Listen To Article
Last Sunday, I went to church with my dad.
We entered through the back door, avoiding the social banter in the foyer. And I immediately saw the people I was looking for toward the back of the sanctuary, some in the soft seats, others a few pews ahead of them. Once the center of church life, they now sit together in the back — the widows and older couples — the ones I most wanted to see.
They are diminished in the world’s eyes, to be sure, accompanied by canes and wheelchairs, scarred by loss and age. Yet their eyes light up when they see me.Their hands reach out to grasp mine, and they are quick to ask questions about my dad and my husband and family. I find comfort in their resilience, in their staying. They will never know it, but they are my touchpoint at this church now.
When I was little, the church was my playground. With its orange carpet and stained glass windows, it was a welcoming space on Saturday mornings when my twin sister and I accompanied my mom to the sanctuary and listened to the rich tones of the organ as she prepared for Sunday’s service. We watched her stocking feet dance on pedals and admired her fingers as they waltzed on keys. And when we got tired of that, we would play under the pews, sometimes playing hide and seek and sometimes coloring with crayons to pass the time.
I remember very little about Sunday services — save for the music — and the mints and dollar bills that my parents would tuck into our palms to keep us quiet, and to instill in us the practice of tithing. We arrived early and were in one of the last cars out of the parking lot. We always sat close to the front, so that mom wouldn’t have far to walk when she left the organ bench and joined us in a pew.
Most Sundays remain a blur to me, but I remember the events more clearly.
Eighth grade graduation — my sister crying as she spoke of the loss of our custodian and bus driver, my embarrassment of her tears, my inability to see strength in her grief.
The funeral of my grandfather –the peach rose bud in his hands, the kiss my grandmother gave him before we walked down the center aisle to the front pews, the rain that spilled down stained glass.
My last Sunday in California before I moved to Colorado — the juxtaposition of anticipation and loss, the encouraging words and soft hugs from those who had watched me grow up.
The wedding I’d long dreamed of — the trumpet descant, pews filled with family and friends, my husband in his too-small shoes gamely smiling for photo after photo.
Christmas mornings with my Colorado family in tow — our children the focus of warmth and attention and “are those Tami’s kids?”
And then a string of funerals, all leaving my mom and dad standing more and more alone.

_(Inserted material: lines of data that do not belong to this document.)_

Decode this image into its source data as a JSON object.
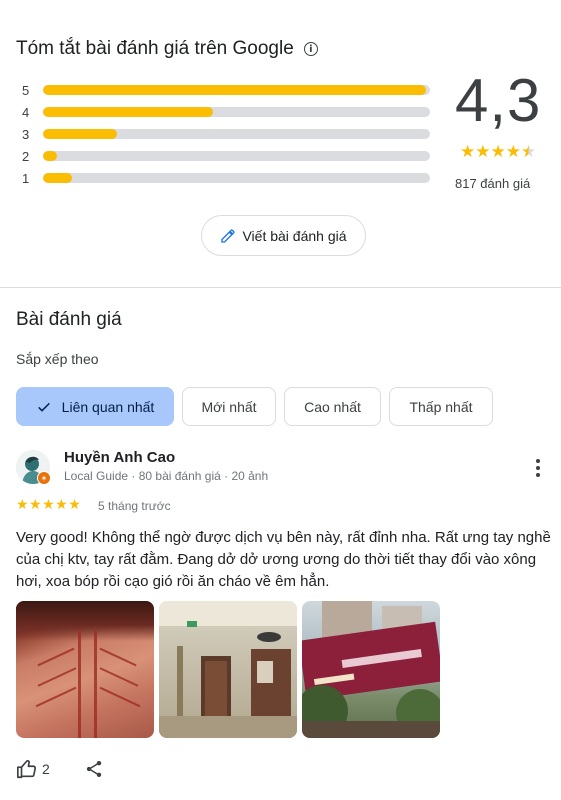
{
  "summary": {
    "title": "Tóm tắt bài đánh giá trên Google",
    "rating_bars": [
      {
        "label": "5",
        "fraction": 0.99
      },
      {
        "label": "4",
        "fraction": 0.44
      },
      {
        "label": "3",
        "fraction": 0.19
      },
      {
        "label": "2",
        "fraction": 0.035
      },
      {
        "label": "1",
        "fraction": 0.075
      }
    ],
    "score": "4,3",
    "stars": "★★★★",
    "half_star": "★",
    "review_count": "817 đánh giá",
    "write_review_label": "Viết bài đánh giá"
  },
  "reviews": {
    "title": "Bài đánh giá",
    "sort_label": "Sắp xếp theo",
    "sort_options": [
      {
        "label": "Liên quan nhất",
        "selected": true
      },
      {
        "label": "Mới nhất",
        "selected": false
      },
      {
        "label": "Cao nhất",
        "selected": false
      },
      {
        "label": "Thấp nhất",
        "selected": false
      }
    ],
    "items": [
      {
        "author": "Huyền Anh Cao",
        "meta": "Local Guide · 80 bài đánh giá · 20 ảnh",
        "stars": "★★★★★",
        "time": "5 tháng trước",
        "text": "Very good! Không thể ngờ được dịch vụ bên này, rất đỉnh nha. Rất ưng tay nghề của chị ktv, tay rất đằm. Đang dở dở ương ương do thời tiết thay đổi vào xông hơi, xoa bóp rồi cạo gió rồi ăn cháo về êm hẳn.",
        "photos": [
          "back-scraping-photo",
          "hallway-photo",
          "storefront-photo"
        ],
        "like_count": "2"
      }
    ]
  },
  "colors": {
    "star": "#fbbc04",
    "selected_chip": "#a8c7fa",
    "bar_track": "#dadce0"
  }
}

Last August, the church opened its arms to us again when we celebrated my mom’s life with organ and piano music that she would have loved. And the people who have watched my comings and goings were there once more: overflowing with grief, yet steadfast and faithful and kind. They have propped us up with prayer in these long and lonely days. And I am grateful.
And so I sat next to my dad on Sunday. The organ was silent but I remembered the golden tones mom used to play, the voices singing “Blessed assurance, Jesus is mine” at Grandpa’s funeral, the cousins gathered to honor Grandma, and all of the other blurry moments that shaped my early faith.
Perhaps it was my imagination, but it seemed the voices intensified as we sang “O Jesus, Lord and Savior, I give myself to Thee, For Thou, in Thy atonement, didst give Thyself for me; I own no other Master, my heart shall be Thy throne; My life I give, henceforth to live, O Christ, for Thee alone.”
We left quickly, ducking away from questions and conversations, heading home to a house that is simultaneously empty and yet full of memory and love.
When I was young, the church was a building, a destination, a venue. It was on those steps that my brother was baptized and my sister and I first sang a duet, in the classrooms that we taught Vacation Bible School, and the chancel where we affirmed our faith. We celebrated anniversaries in the social hall, daydreamed in pews, and rocked babies in the nursery. My faith was simple and shallow then, a tiny seed in fertile soil.
Now I recognize that church is far more than a building. It is a people who have weathered life together, who have navigated disagreements and disappointments, who have held onto the promises of God, who still stand to sing four part harmony in the now-rare hymn, and who continue to extend God’s grace to me, a now-middle aged woman with a more complicated faith, a grieving heart, and a determination to follow their lead and stay.